2. Ask the right amount of questions.

Survey length matters. Most people don’t like long surveys, which means that putting together a survey of adequate length (a survey that is not too long or too short) is crucial in survey design.

There is no ideal length for a survey. The proper number of questions to ask will vary by your type of audience and your goals.

The objective is to:

  • Determine what information you absolutely need
  • Tease apart the nice-to-have from the need-to-have and adjust the length from there

Asking too few questions means you risk having an  incomplete understanding of the context at hand. Asking too many questions runs the risk of losing respondents and ending up with an embarrassingly low response rate. In order for your surveys to be beneficial, it’s important to be intentional and selective. What information will yield you actionable insights? Remember, you don’t need to ask everything and the kitchen sink!

3. Be mindful of your audience.

It’s simple, what resonates with you may not resonate with your audience. You want to be sure you’re speaking the language of your audience. You pose a question, others respond. But often the meaning you intended to communicate is not what was received creating a form of dissonance between the question and the answer. This occurs for a multitude of reasons.

It’s easy to get so caught up in business’ verbiage that you forget that our audience may not know the meaning behind an acronym or business’ very-specific lingo. Or, just because it makes perfect sense in our minds, somehow it also makes perfect sense in the survey.

To ensure you’re speaking to your audience in a way they’ll respond to:

  • Write your questions as if you were the respondent
  • Be concise (short and to the point) when framing a question
  • Spell out your acronyms (better yet, don’t use them at all)
  • Define your terminology
  • Get another pair of eyes to review

4. Prioritize your questions.

Rule of thumb: Ask the most important questions first. List the questions that will yield the most relevant information right at the beginning.

5. Have a mix of both quantitative or qualitative questions.

If you think politics are divisive, try talking to a data nerd on their preferences for qualitative or quantitative data. The data community essentially is divided into these three “political” leanings (or schools of thought): the Quantitative Enthusiasts, the Qualitative Enthusiasts, and the Mixed-Methods Proponents. There is value is leveraging both numerical (quantitative) and more open-ended (qualitative) questions in most surveys for several reasons:

  • Both types of data complement each other, fill in the blanks, and capture a greater range of attitudes
  • Both the survey respondent and those responding to the data will resonate more or less with one type of data
  • Both types of data yield for a richer and more nuanced findings

Surveys are one of the most effective instruments to gain insight into the mind of your customers.

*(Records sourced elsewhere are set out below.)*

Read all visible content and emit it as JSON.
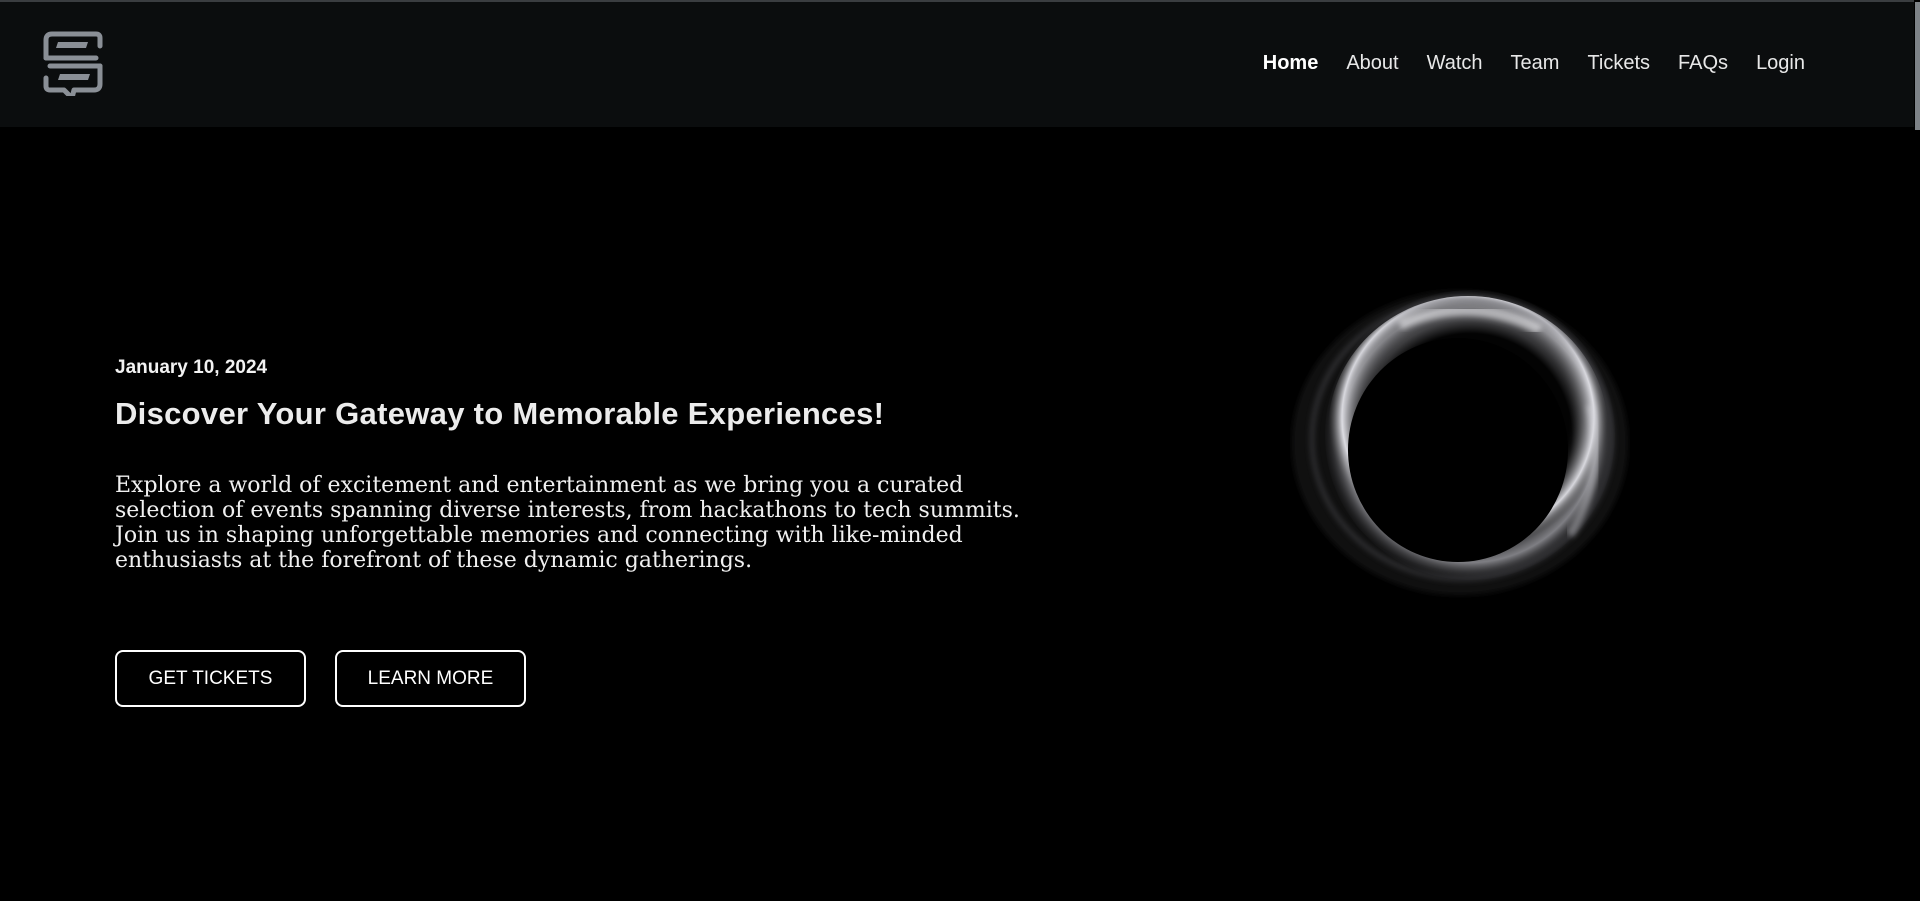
{
  "header": {
    "logo_icon": "speech-bubble-s-logo",
    "nav": [
      {
        "label": "Home",
        "active": true
      },
      {
        "label": "About",
        "active": false
      },
      {
        "label": "Watch",
        "active": false
      },
      {
        "label": "Team",
        "active": false
      },
      {
        "label": "Tickets",
        "active": false
      },
      {
        "label": "FAQs",
        "active": false
      },
      {
        "label": "Login",
        "active": false
      }
    ]
  },
  "hero": {
    "date": "January 10, 2024",
    "title": "Discover Your Gateway to Memorable Experiences!",
    "description": "Explore a world of excitement and entertainment as we bring you a curated selection of events spanning diverse interests, from hackathons to tech summits. Join us in shaping unforgettable memories and connecting with like-minded enthusiasts at the forefront of these dynamic gatherings.",
    "buttons": {
      "get_tickets": "GET TICKETS",
      "learn_more": "LEARN MORE"
    },
    "graphic_icon": "glowing-ring-orb"
  },
  "colors": {
    "header_bg": "#0b0d0e",
    "page_bg": "#000000",
    "text": "#ffffff",
    "logo": "#8a8f96"
  }
}
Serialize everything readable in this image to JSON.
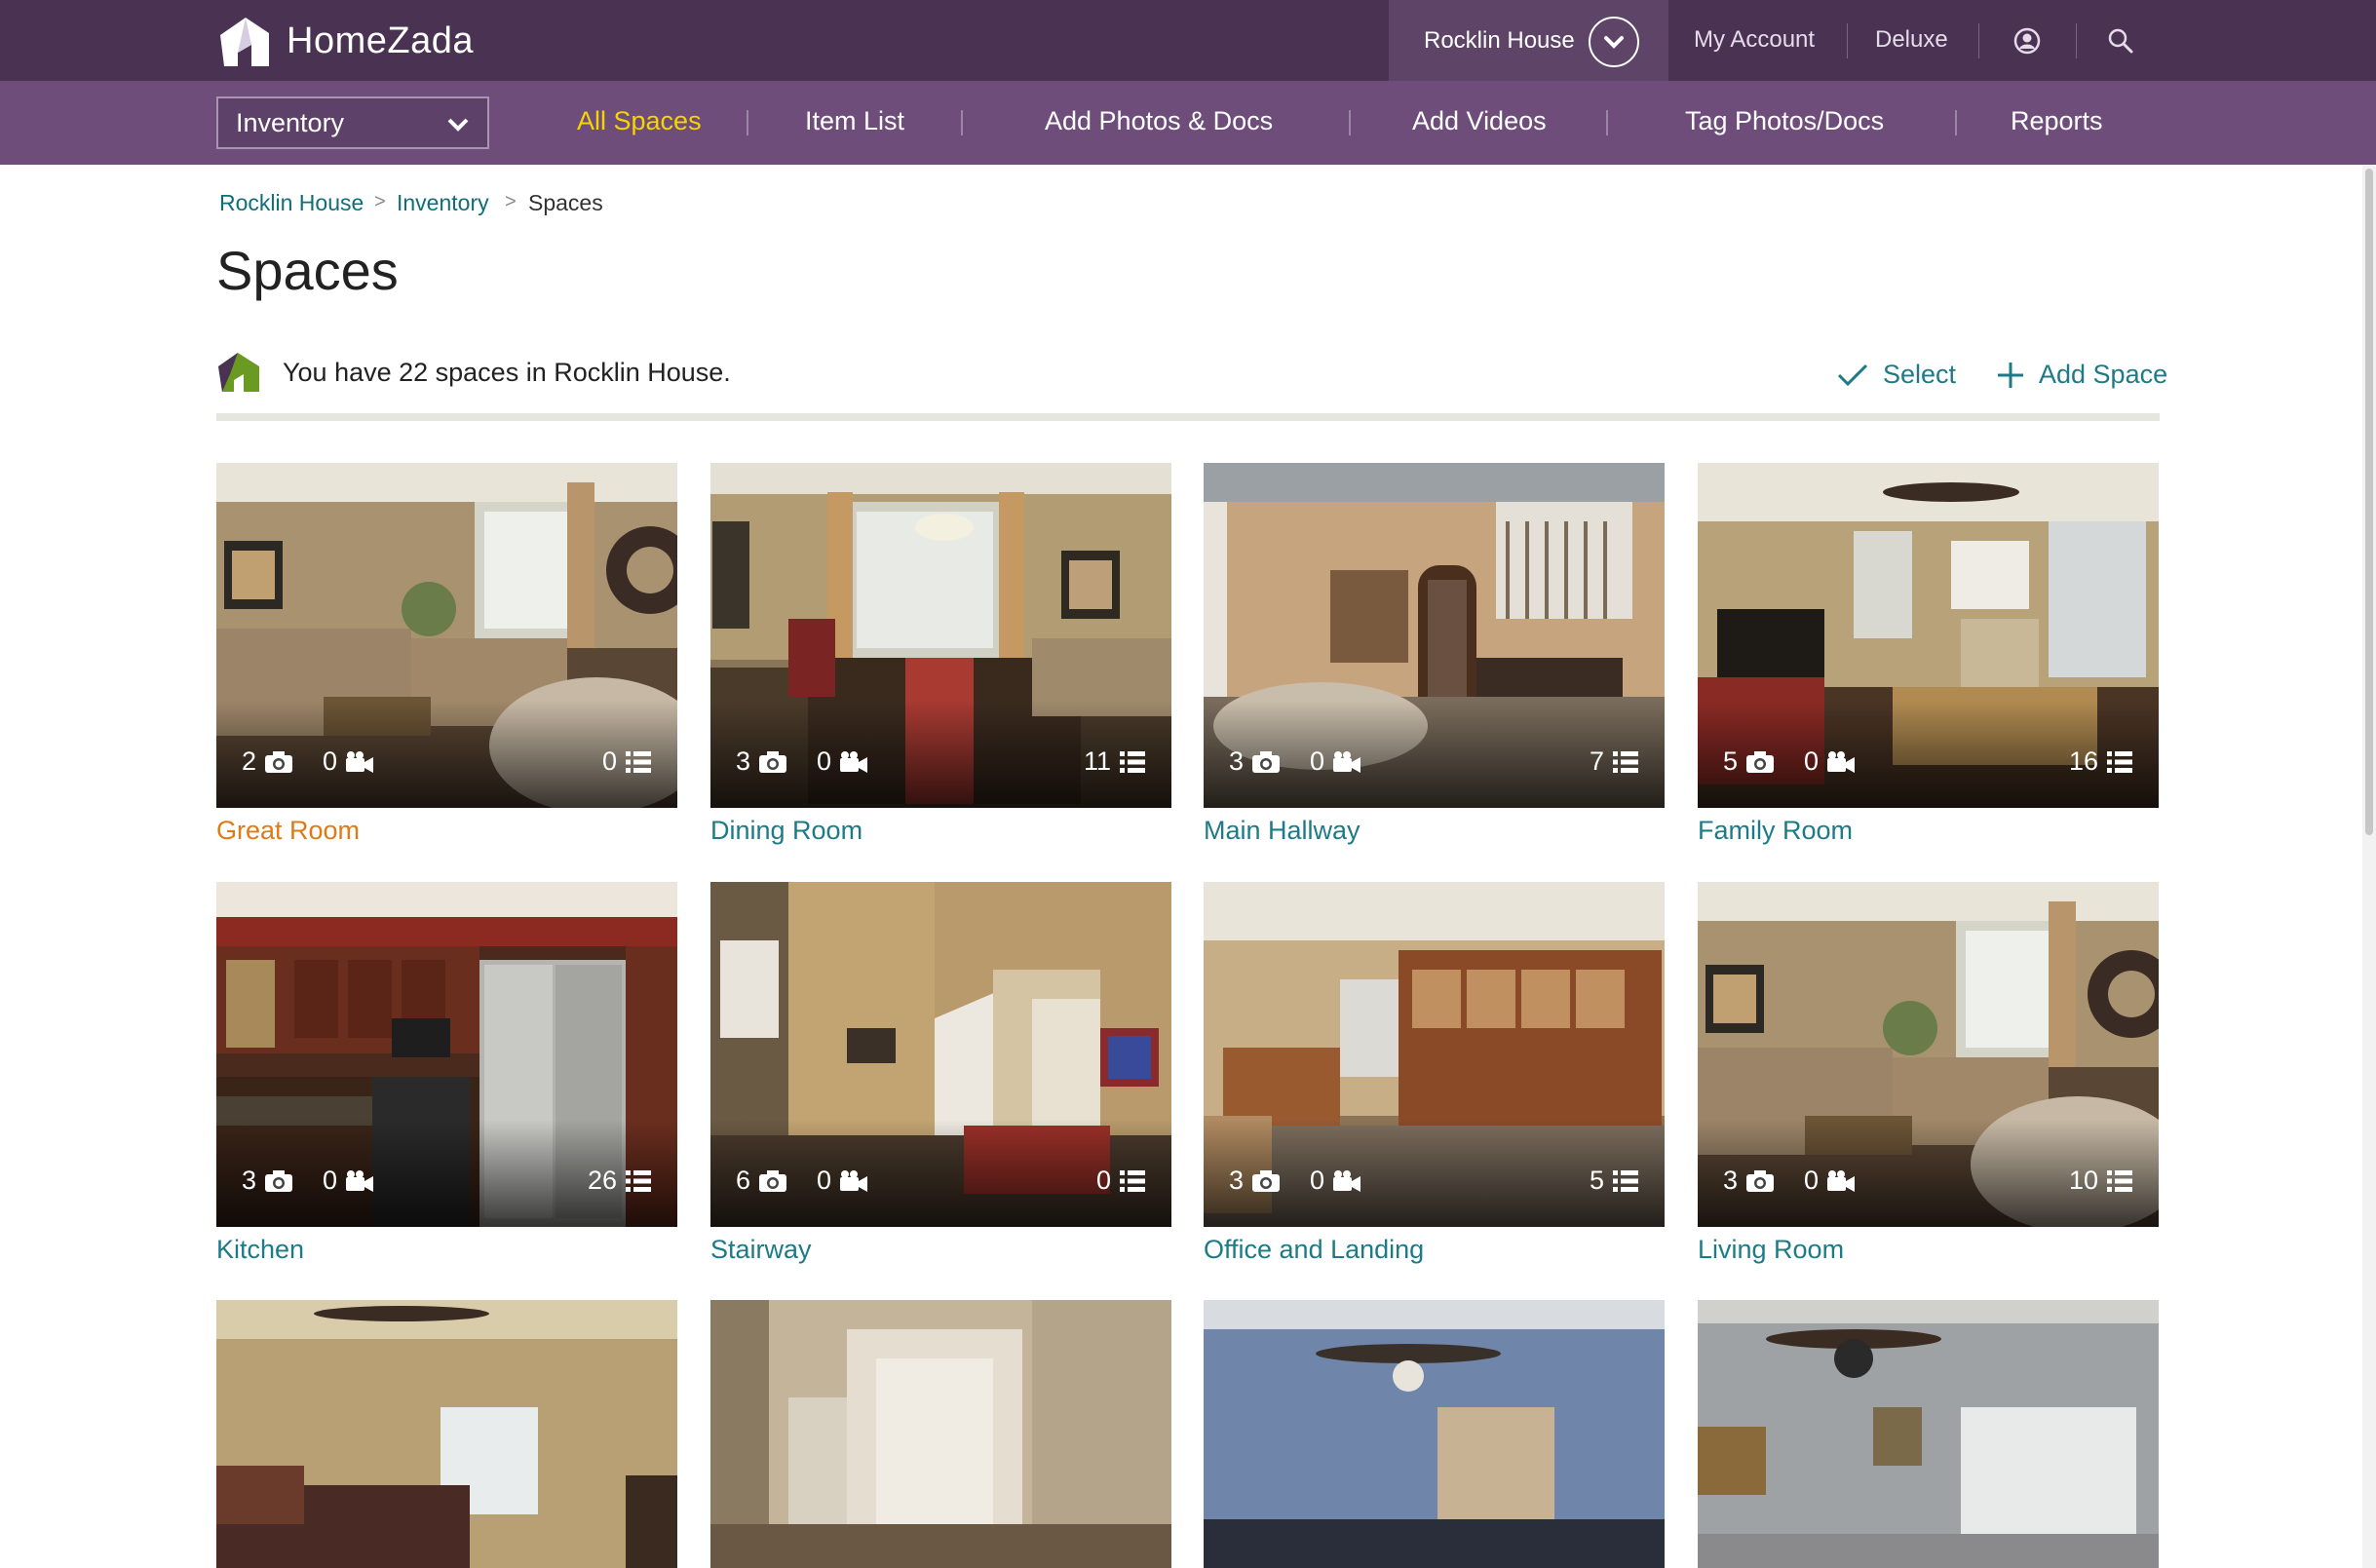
{
  "app": {
    "name": "HomeZada"
  },
  "header": {
    "house_selector": "Rocklin House",
    "my_account": "My Account",
    "plan": "Deluxe"
  },
  "nav": {
    "module_select": "Inventory",
    "items": [
      {
        "label": "All Spaces",
        "active": true
      },
      {
        "label": "Item List"
      },
      {
        "label": "Add Photos & Docs"
      },
      {
        "label": "Add Videos"
      },
      {
        "label": "Tag Photos/Docs"
      },
      {
        "label": "Reports"
      }
    ]
  },
  "breadcrumb": [
    "Rocklin House",
    "Inventory",
    "Spaces"
  ],
  "page": {
    "title": "Spaces",
    "summary": "You have 22 spaces in Rocklin House.",
    "select_label": "Select",
    "add_label": "Add Space"
  },
  "spaces": [
    {
      "name": "Great Room",
      "photos": "2",
      "videos": "0",
      "items": "0",
      "highlight": true
    },
    {
      "name": "Dining Room",
      "photos": "3",
      "videos": "0",
      "items": "11"
    },
    {
      "name": "Main Hallway",
      "photos": "3",
      "videos": "0",
      "items": "7"
    },
    {
      "name": "Family Room",
      "photos": "5",
      "videos": "0",
      "items": "16"
    },
    {
      "name": "Kitchen",
      "photos": "3",
      "videos": "0",
      "items": "26"
    },
    {
      "name": "Stairway",
      "photos": "6",
      "videos": "0",
      "items": "0"
    },
    {
      "name": "Office and Landing",
      "photos": "3",
      "videos": "0",
      "items": "5"
    },
    {
      "name": "Living Room",
      "photos": "3",
      "videos": "0",
      "items": "10"
    }
  ],
  "colors": {
    "topbar": "#4a3352",
    "navbar": "#6e4d7b",
    "active_nav": "#f5d400",
    "link": "#1c7b87",
    "highlight_title": "#e07a14"
  }
}
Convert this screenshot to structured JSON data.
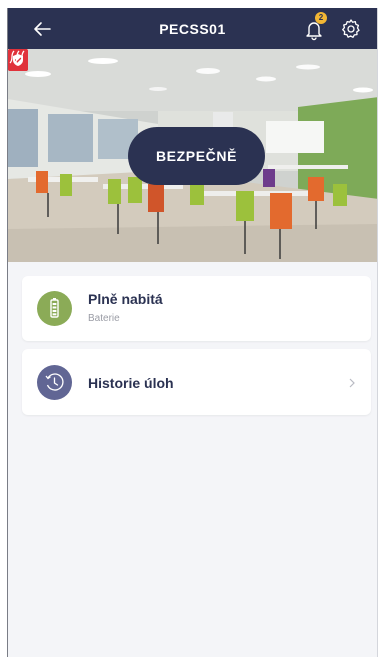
{
  "header": {
    "title": "PECSS01",
    "notification_count": "2"
  },
  "camera": {
    "status_label": "BEZPEČNĚ"
  },
  "battery": {
    "title": "Plně nabitá",
    "subtitle": "Baterie"
  },
  "history": {
    "title": "Historie úloh"
  },
  "colors": {
    "header_bg": "#2b3252",
    "battery_icon_bg": "#8bab57",
    "history_icon_bg": "#616694",
    "badge": "#f2b634",
    "alert_red": "#e0323b"
  },
  "icons": {
    "back": "arrow-left",
    "notifications": "bell",
    "settings": "gear",
    "protected": "shield",
    "signal": "signal-waves",
    "battery": "battery",
    "history": "clock-history",
    "open": "chevron-right"
  }
}
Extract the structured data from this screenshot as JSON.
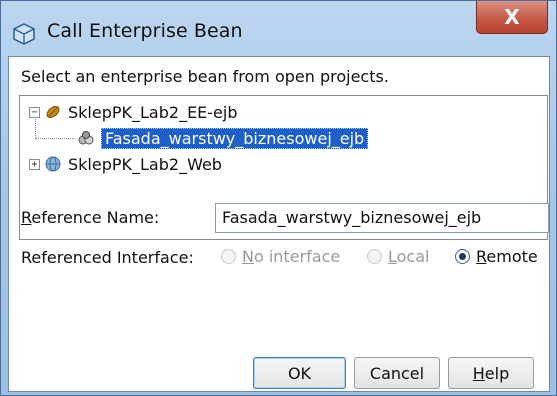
{
  "window": {
    "title": "Call Enterprise Bean",
    "close_glyph": "X"
  },
  "prompt": "Select an enterprise bean from open projects.",
  "tree": {
    "nodes": [
      {
        "label": "SklepPK_Lab2_EE-ejb",
        "expander": "−",
        "icon": "ejb-module-icon",
        "expanded": true
      },
      {
        "label": "Fasada_warstwy_biznesowej_ejb",
        "icon": "session-bean-icon",
        "selected": true
      },
      {
        "label": "SklepPK_Lab2_Web",
        "expander": "+",
        "icon": "web-globe-icon",
        "expanded": false
      }
    ]
  },
  "reference_name": {
    "label_first": "R",
    "label_rest": "eference Name:",
    "value": "Fasada_warstwy_biznesowej_ejb"
  },
  "referenced_interface": {
    "label": "Referenced Interface:",
    "options": [
      {
        "first": "N",
        "rest": "o interface",
        "enabled": false,
        "selected": false
      },
      {
        "first": "L",
        "rest": "ocal",
        "enabled": false,
        "selected": false
      },
      {
        "first": "R",
        "rest": "emote",
        "enabled": true,
        "selected": true
      }
    ]
  },
  "buttons": {
    "ok": "OK",
    "cancel": "Cancel",
    "help_first": "H",
    "help_rest": "elp"
  },
  "colors": {
    "selection": "#1f5fc9",
    "close_button": "#c65a47",
    "title_bar": "#a9c8ea"
  }
}
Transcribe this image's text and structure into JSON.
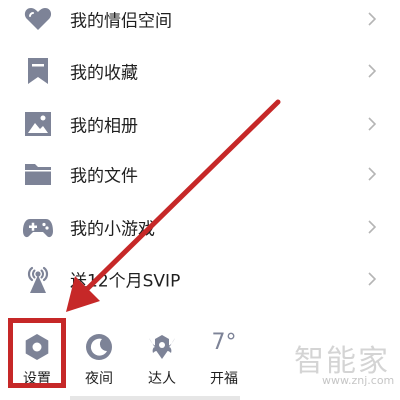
{
  "menu": {
    "items": [
      {
        "label": "我的情侣空间",
        "icon": "heart-icon"
      },
      {
        "label": "我的收藏",
        "icon": "bookmark-icon"
      },
      {
        "label": "我的相册",
        "icon": "photo-album-icon"
      },
      {
        "label": "我的文件",
        "icon": "folder-icon"
      },
      {
        "label": "我的小游戏",
        "icon": "gamepad-icon"
      },
      {
        "label": "送12个月SVIP",
        "icon": "broadcast-tower-icon"
      }
    ]
  },
  "bottom_bar": {
    "settings": {
      "label": "设置",
      "icon": "hexagon-settings-icon"
    },
    "night": {
      "label": "夜间",
      "icon": "moon-icon"
    },
    "expert": {
      "label": "达人",
      "icon": "winged-badge-icon"
    },
    "weather": {
      "label": "开福",
      "temp": "7°"
    }
  },
  "watermark": {
    "text": "智能家",
    "url": "www.znj.com"
  },
  "colors": {
    "icon": "#7d8397",
    "highlight": "#c62828",
    "chevron": "#b5b5b5"
  }
}
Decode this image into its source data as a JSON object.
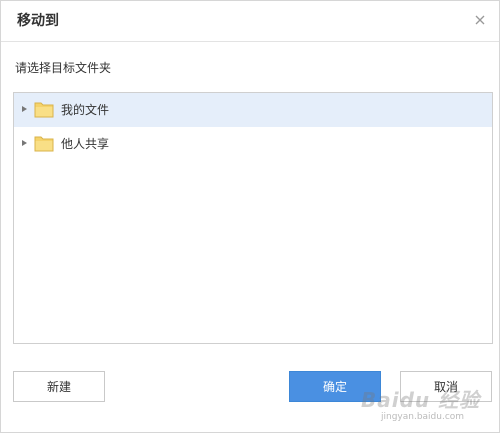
{
  "dialog": {
    "title": "移动到",
    "subtitle": "请选择目标文件夹"
  },
  "tree": {
    "items": [
      {
        "label": "我的文件",
        "selected": true,
        "icon": "folder-icon"
      },
      {
        "label": "他人共享",
        "selected": false,
        "icon": "folder-icon"
      }
    ]
  },
  "buttons": {
    "new_label": "新建",
    "ok_label": "确定",
    "cancel_label": "取消"
  },
  "watermark": {
    "main": "Baidu 经验",
    "sub": "jingyan.baidu.com"
  },
  "colors": {
    "primary": "#4a90e2",
    "selected_row": "#e5eefa",
    "folder": "#f5d36b"
  }
}
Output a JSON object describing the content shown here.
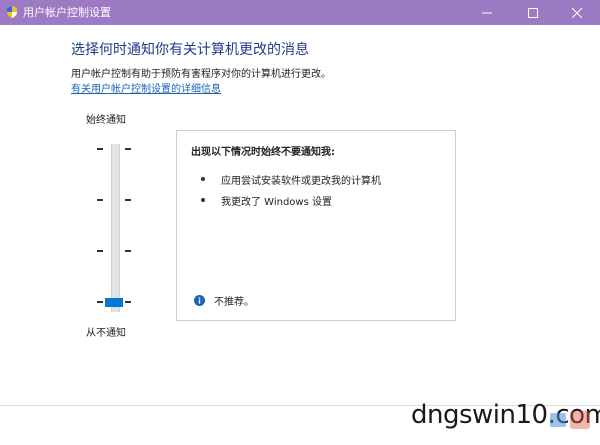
{
  "window": {
    "title": "用户帐户控制设置",
    "title_bar_color": "#9d7ac4"
  },
  "main": {
    "heading": "选择何时通知你有关计算机更改的消息",
    "description": "用户帐户控制有助于预防有害程序对你的计算机进行更改。",
    "more_info_link": "有关用户帐户控制设置的详细信息"
  },
  "slider": {
    "top_label": "始终通知",
    "bottom_label": "从不通知",
    "levels": 4,
    "selected_level": 1,
    "thumb_color": "#0078d7"
  },
  "panel": {
    "heading": "出现以下情况时始终不要通知我:",
    "bullets": [
      "应用尝试安装软件或更改我的计算机",
      "我更改了 Windows 设置"
    ],
    "note": "不推荐。",
    "info_icon": "info-icon",
    "info_color": "#1b64b5"
  },
  "watermark": {
    "text": "dngswin10.com"
  }
}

In order to ensure that you collect the best information, be sure you’re following these rules of thumb.

Need help designing better surveys that give your business more insight into the mind of your customers? We’re here to help. Contact us today!